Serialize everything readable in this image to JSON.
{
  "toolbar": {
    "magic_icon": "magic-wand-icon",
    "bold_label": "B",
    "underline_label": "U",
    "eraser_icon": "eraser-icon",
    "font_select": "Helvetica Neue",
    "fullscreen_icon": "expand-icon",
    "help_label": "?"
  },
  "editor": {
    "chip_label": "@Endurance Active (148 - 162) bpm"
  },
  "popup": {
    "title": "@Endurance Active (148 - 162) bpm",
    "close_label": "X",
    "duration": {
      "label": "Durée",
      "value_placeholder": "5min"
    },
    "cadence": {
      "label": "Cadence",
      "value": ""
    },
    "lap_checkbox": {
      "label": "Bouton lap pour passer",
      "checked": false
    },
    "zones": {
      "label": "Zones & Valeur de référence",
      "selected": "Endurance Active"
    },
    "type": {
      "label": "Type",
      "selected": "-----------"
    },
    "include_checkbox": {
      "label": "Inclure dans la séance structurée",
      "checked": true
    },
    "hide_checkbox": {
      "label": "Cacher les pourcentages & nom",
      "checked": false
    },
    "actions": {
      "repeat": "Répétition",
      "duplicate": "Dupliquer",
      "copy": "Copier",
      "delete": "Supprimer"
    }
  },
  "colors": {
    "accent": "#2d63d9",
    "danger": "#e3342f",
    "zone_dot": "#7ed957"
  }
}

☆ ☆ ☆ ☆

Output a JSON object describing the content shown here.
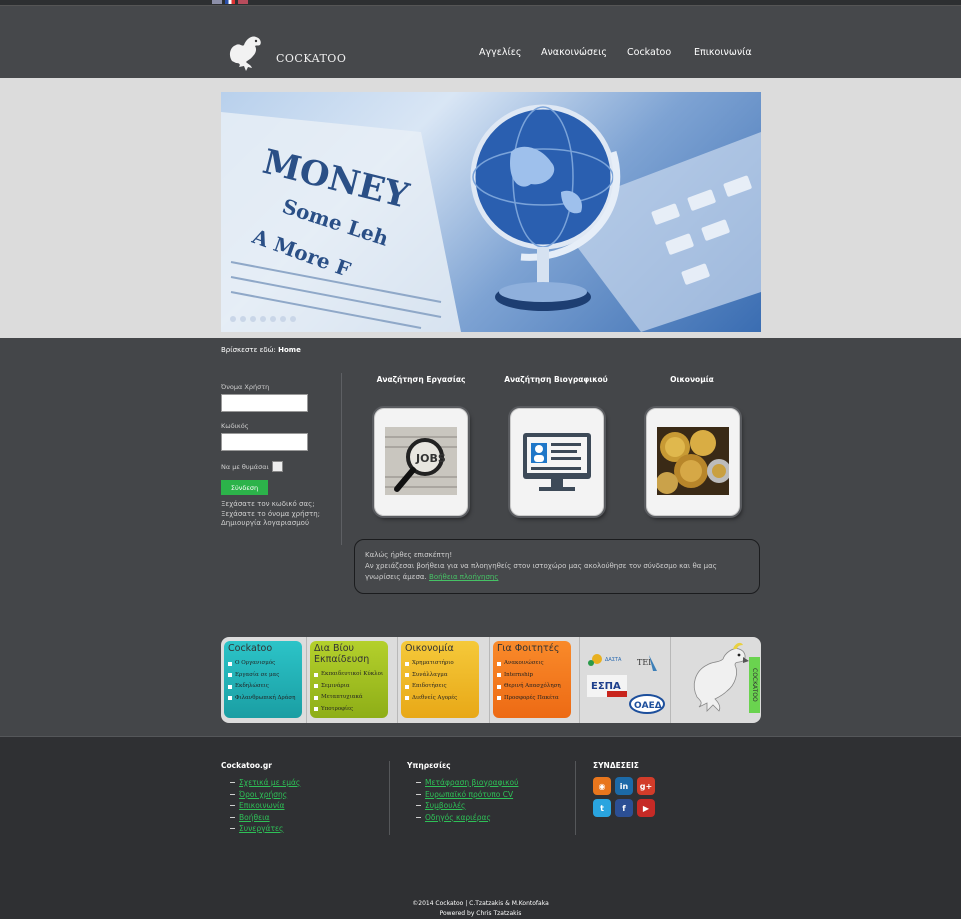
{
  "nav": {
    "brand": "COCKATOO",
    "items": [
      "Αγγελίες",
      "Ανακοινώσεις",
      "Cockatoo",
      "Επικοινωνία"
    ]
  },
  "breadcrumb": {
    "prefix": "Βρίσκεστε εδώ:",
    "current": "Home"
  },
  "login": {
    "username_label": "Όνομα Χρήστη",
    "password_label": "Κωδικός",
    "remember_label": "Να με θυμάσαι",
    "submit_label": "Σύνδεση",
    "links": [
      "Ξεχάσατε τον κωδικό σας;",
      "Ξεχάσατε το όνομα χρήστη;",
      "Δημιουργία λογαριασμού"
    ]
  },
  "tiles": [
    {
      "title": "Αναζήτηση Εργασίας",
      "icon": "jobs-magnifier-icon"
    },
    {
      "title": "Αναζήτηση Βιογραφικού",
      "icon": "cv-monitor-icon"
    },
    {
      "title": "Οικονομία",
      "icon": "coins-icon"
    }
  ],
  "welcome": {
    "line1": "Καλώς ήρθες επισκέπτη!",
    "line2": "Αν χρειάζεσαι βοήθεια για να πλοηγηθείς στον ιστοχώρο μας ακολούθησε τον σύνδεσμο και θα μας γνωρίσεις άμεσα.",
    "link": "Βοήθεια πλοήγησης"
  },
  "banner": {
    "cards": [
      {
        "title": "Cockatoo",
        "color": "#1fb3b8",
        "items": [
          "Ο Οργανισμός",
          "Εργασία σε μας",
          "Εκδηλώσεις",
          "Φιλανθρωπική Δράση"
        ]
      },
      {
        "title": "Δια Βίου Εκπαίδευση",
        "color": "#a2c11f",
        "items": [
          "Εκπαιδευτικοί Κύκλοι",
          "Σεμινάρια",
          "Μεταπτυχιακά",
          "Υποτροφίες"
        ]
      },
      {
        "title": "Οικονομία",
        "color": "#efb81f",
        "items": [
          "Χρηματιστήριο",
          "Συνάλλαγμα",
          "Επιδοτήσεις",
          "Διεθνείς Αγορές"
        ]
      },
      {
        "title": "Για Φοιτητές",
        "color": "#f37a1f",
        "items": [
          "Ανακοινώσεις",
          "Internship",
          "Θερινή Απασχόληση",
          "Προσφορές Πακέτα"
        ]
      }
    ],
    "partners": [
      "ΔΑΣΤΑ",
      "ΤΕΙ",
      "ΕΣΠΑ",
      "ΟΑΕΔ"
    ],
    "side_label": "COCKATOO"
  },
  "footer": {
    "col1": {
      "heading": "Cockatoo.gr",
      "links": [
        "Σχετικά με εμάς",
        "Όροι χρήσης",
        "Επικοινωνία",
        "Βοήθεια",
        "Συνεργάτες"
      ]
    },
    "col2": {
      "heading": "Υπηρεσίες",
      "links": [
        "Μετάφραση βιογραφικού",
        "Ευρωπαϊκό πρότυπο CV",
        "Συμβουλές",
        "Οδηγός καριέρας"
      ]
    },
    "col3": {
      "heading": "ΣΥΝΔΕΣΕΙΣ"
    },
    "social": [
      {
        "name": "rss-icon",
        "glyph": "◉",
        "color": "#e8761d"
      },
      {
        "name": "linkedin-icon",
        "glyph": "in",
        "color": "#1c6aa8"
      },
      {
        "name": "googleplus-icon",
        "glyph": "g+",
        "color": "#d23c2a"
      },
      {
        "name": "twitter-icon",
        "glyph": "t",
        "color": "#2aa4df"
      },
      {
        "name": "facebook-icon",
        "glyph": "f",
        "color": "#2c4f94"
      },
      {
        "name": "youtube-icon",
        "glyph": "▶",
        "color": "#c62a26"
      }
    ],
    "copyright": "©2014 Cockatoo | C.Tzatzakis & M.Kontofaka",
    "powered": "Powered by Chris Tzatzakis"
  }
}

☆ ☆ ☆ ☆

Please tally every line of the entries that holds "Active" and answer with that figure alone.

3